Revising Section 108: Copyright Exceptions for Libraries and Archives
The U.S. Copyright Office has completed a discussion document reviewing section 108 of the U.S. Copyright Act in the context of the digital age. Congress enacted section 108 of title 17 in 1976, authorizing libraries and archives to reproduce and distribute certain copyrighted works without permission on a limited basis for the purposes of preservation, replacement, and research. This exception, however, was drafted and enacted in the analog age. Despite some adjustments by the Digital Millennium Copyright Act in 1998, the exceptions in section 108 are stuck in time. The exceptions did not anticipate and no longer address the ways in which copyrighted works are created, distributed, preserved, and accessed in the twenty-first century.
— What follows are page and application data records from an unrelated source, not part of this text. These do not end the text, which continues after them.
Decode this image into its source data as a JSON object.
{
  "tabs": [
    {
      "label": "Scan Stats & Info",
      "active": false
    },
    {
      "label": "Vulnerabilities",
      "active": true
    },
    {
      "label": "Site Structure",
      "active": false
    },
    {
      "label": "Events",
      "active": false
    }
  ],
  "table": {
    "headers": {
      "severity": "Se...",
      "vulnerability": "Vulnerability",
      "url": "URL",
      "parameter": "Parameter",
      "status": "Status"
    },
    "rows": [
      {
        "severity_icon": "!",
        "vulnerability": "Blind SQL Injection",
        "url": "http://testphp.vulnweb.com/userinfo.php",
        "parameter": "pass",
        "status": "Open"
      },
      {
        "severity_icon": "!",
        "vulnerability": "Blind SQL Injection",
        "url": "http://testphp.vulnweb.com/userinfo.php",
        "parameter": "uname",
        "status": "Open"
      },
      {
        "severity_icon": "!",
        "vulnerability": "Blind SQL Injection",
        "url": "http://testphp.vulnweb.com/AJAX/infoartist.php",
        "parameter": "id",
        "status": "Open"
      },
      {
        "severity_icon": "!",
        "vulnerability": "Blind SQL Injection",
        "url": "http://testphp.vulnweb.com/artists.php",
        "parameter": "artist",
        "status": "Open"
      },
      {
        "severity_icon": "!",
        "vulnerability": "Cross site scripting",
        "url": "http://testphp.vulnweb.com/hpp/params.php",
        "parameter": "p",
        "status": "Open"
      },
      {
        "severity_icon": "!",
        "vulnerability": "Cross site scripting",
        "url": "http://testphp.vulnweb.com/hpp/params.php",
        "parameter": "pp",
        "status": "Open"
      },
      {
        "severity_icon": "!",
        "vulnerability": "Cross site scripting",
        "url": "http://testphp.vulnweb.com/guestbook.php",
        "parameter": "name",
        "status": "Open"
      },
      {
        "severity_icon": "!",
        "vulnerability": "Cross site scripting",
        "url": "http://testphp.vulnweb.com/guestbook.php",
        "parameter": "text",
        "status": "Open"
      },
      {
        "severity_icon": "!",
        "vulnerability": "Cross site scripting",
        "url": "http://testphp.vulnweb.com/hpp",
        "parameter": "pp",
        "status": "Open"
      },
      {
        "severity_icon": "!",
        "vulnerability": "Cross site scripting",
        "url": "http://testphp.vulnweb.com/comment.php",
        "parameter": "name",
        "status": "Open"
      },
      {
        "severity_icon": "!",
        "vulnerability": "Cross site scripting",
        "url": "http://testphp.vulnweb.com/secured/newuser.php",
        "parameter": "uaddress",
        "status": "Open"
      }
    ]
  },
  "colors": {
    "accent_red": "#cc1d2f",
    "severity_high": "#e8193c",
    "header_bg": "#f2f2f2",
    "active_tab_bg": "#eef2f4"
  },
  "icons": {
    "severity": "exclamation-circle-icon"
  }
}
For over a decade, the Copyright Office has led and participated in major discussions on potential changes to section 108, with the goal of updating the provisions to better reflect the facts, practices, and principles of the digital age and providing greater clarity for libraries, archives, and museums. In 2005, the Copyright Office partnered with the National Digital Information Infrastructure and Preservation Program of the Library of Congress to sponsor an independent study group, which issued a comprehensive report in March 2008 calling for an extensive revision of section 108. In February of 2013 the Copyright Office and Columbia Law School held a public symposium on section 108 revision, exploring many of the issues addressed in the 2008 Section 108 Study Group Report.
The Copyright Office’s more recent review of section 108 began during the summer of 2016 with a series of nearly 40 in-person and telephone meetings with interested persons, such as librarians, museum professionals, content creators, archivists, scholars, and technology professionals. The variety of perspectives and practices concerning section 108 activities that arose during these meetings provided the Copyright Office with insight into how section 108 operates or fails to operate in practice. The Copyright Office has issued the Section 108 Discussion Document in an effort to facilitate engagement with possible statutory solutions addressing this important topic.
In the Discussion Document, the Copyright Office restates its longstanding belief that section 108 needs to be updated so that libraries, archives, and museums have a robust, comprehensible, and balanced set of exceptions in order to fulfill their missions. The primary objective of the Discussion Document is to provide a concrete framework for further discussion among stakeholders and Members of Congress. In an effort to provide this framework, the Discussion Document examines the issues raised during recent review and in previous revision work, such as adding museums to the statute; allowing preservation copies to be made of all works in an eligible entity’s collections; and replacing the current three-copy limit with a “reasonably necessary” standard when making copies for preservation and research. The Discussion Document outlines the Copyright Office’s current views and proposals on the various revision issues, including reorganizing section 108 to make it easier to understand and apply in practice; clarifying the contract supremacy provision to grant libraries, archives, and museums more flexibility to make preservation and security copies of works covered by licensing and purchasing agreements; and eliminating the exclusion of musical, pictorial, graphic, or sculptural works, and motion pictures or other audiovisual works from the provisions permitting copies made upon the request of users, under certain conditions. Importantly, the Discussion Document includes model statutory language to guide future discussions, and the Copyright Office is hopeful this language will serve as a means for generating consensus on these and other discrete issues in section 108.